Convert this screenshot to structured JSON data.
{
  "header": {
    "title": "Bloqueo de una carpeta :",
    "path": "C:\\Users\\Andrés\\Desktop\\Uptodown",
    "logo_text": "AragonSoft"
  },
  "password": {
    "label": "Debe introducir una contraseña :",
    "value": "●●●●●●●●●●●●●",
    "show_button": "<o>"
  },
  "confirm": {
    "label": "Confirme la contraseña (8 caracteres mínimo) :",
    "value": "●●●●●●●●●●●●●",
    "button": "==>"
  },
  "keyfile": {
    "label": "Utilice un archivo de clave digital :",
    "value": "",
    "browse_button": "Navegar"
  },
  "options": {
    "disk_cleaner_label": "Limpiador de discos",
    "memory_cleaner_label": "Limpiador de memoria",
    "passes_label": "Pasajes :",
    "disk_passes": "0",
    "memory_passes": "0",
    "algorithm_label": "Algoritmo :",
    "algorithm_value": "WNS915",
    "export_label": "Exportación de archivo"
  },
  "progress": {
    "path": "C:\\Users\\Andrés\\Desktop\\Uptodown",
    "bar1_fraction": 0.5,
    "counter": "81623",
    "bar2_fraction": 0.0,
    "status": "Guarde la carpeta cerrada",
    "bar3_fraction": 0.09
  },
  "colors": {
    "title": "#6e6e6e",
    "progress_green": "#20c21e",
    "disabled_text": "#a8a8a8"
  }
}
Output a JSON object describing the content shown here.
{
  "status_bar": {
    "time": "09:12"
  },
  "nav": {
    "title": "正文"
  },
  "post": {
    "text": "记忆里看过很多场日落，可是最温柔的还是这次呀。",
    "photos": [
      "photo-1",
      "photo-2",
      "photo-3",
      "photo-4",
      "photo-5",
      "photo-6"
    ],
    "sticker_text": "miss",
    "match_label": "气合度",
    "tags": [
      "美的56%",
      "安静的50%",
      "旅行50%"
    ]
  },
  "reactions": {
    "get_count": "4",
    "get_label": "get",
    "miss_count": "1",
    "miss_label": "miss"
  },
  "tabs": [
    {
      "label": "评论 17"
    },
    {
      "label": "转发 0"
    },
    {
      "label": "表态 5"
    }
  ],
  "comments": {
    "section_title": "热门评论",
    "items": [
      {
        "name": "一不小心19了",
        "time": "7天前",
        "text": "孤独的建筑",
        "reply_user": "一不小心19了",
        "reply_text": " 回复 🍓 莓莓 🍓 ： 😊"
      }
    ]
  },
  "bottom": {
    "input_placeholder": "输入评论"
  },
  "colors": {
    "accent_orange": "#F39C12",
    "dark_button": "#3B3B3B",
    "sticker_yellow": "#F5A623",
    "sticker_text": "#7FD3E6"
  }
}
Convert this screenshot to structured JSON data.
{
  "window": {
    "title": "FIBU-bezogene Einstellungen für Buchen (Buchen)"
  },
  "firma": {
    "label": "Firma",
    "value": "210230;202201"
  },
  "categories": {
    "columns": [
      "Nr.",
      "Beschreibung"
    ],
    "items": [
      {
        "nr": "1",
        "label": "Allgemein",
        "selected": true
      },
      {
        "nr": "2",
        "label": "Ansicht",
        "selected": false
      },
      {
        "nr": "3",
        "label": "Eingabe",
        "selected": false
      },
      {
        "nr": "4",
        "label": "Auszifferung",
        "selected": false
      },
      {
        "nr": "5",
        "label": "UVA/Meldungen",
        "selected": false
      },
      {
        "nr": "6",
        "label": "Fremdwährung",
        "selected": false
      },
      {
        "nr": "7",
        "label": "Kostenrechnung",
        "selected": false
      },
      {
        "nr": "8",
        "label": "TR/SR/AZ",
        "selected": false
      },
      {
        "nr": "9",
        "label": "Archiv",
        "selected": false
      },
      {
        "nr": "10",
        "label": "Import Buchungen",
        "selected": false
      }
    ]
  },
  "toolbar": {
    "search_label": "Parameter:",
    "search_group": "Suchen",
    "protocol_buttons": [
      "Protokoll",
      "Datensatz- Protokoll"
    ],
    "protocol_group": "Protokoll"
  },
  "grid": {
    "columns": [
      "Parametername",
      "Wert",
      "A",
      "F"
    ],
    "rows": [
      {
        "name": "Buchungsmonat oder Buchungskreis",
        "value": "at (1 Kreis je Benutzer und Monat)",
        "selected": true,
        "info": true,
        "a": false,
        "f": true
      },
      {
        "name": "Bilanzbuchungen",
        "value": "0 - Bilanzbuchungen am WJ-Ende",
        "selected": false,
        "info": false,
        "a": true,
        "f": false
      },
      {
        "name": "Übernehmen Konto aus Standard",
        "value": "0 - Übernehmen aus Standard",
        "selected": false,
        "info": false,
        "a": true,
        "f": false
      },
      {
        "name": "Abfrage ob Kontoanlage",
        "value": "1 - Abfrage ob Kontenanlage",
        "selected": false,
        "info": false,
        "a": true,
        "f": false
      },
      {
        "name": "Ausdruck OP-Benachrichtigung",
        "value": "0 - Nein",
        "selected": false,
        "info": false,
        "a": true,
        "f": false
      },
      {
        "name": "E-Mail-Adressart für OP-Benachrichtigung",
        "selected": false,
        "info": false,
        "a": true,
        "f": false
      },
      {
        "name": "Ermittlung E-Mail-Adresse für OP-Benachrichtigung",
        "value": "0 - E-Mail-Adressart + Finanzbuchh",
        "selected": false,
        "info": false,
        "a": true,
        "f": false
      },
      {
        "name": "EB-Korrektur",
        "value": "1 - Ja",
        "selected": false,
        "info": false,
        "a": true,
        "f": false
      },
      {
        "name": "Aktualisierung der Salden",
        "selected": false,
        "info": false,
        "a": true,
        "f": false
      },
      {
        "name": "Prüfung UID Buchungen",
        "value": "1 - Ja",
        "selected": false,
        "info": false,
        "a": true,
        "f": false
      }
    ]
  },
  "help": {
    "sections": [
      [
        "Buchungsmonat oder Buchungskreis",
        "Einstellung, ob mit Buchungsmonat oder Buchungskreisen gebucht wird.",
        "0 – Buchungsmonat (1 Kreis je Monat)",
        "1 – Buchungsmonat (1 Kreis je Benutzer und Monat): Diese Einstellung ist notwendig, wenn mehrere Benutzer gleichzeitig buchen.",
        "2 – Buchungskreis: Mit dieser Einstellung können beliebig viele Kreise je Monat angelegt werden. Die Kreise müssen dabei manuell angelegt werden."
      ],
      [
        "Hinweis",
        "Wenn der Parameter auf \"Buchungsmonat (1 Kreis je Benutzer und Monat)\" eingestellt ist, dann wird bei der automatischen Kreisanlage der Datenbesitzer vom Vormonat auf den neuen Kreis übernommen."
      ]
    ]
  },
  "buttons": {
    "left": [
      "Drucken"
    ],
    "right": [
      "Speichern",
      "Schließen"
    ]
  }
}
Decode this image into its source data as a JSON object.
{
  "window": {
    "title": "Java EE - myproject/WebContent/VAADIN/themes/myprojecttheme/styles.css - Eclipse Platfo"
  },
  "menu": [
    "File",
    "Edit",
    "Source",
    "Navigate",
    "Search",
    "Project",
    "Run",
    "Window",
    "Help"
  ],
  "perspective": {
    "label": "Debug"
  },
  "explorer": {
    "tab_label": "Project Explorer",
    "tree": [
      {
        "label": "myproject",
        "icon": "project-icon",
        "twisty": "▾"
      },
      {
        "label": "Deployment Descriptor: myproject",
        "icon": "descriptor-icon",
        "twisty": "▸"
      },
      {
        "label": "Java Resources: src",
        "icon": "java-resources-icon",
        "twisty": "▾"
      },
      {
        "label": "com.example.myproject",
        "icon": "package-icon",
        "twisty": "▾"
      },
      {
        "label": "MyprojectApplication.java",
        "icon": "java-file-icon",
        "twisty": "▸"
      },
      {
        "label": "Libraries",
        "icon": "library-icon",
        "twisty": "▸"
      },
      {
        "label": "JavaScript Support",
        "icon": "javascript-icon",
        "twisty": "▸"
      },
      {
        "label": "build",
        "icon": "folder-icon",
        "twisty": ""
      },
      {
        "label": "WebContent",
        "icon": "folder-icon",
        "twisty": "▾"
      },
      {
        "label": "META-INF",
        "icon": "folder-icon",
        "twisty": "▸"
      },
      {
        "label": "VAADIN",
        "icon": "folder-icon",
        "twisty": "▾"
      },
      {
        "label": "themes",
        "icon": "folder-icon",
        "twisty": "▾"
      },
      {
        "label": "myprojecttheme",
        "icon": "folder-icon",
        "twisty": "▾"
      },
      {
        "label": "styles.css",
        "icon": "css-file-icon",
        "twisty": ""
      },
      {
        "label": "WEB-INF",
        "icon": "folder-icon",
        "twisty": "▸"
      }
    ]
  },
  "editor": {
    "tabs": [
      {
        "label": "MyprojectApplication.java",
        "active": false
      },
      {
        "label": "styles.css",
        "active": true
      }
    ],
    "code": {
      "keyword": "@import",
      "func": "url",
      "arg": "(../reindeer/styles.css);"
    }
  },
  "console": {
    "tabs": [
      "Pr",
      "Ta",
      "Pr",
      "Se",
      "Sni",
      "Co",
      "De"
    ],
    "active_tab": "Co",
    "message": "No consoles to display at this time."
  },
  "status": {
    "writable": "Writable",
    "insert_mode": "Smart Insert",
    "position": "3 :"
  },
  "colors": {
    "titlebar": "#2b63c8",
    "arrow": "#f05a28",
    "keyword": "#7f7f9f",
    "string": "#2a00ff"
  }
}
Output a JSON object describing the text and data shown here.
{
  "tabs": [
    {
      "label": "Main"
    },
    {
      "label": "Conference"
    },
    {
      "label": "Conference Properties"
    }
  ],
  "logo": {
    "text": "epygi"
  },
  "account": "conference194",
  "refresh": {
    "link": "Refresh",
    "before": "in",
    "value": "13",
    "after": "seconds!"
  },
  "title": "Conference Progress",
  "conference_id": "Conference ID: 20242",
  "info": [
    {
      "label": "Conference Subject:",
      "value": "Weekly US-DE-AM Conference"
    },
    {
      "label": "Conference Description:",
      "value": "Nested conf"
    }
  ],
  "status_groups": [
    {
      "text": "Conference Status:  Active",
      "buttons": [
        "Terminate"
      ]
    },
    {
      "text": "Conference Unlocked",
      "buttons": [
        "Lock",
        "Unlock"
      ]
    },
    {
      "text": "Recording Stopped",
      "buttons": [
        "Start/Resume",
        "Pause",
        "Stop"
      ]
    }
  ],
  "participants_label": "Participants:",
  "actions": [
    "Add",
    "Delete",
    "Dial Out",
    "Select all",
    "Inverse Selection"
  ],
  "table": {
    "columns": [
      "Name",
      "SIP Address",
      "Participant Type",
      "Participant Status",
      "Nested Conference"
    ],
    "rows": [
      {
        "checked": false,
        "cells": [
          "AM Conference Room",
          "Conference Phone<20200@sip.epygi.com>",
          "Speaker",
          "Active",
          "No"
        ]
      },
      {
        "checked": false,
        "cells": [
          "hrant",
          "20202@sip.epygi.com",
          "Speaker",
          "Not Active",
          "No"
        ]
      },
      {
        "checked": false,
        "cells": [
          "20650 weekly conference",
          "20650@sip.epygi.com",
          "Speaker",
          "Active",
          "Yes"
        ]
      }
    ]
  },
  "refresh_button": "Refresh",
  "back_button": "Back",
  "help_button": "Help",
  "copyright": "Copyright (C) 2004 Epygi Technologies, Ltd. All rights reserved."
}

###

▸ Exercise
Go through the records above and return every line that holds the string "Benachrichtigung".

▸ Finished task
        "name": "Ausdruck OP-Benachrichtigung",
        "name": "E-Mail-Adressart für OP-Benachrichtigung",
        "name": "Ermittlung E-Mail-Adresse für OP-Benachrichtigung",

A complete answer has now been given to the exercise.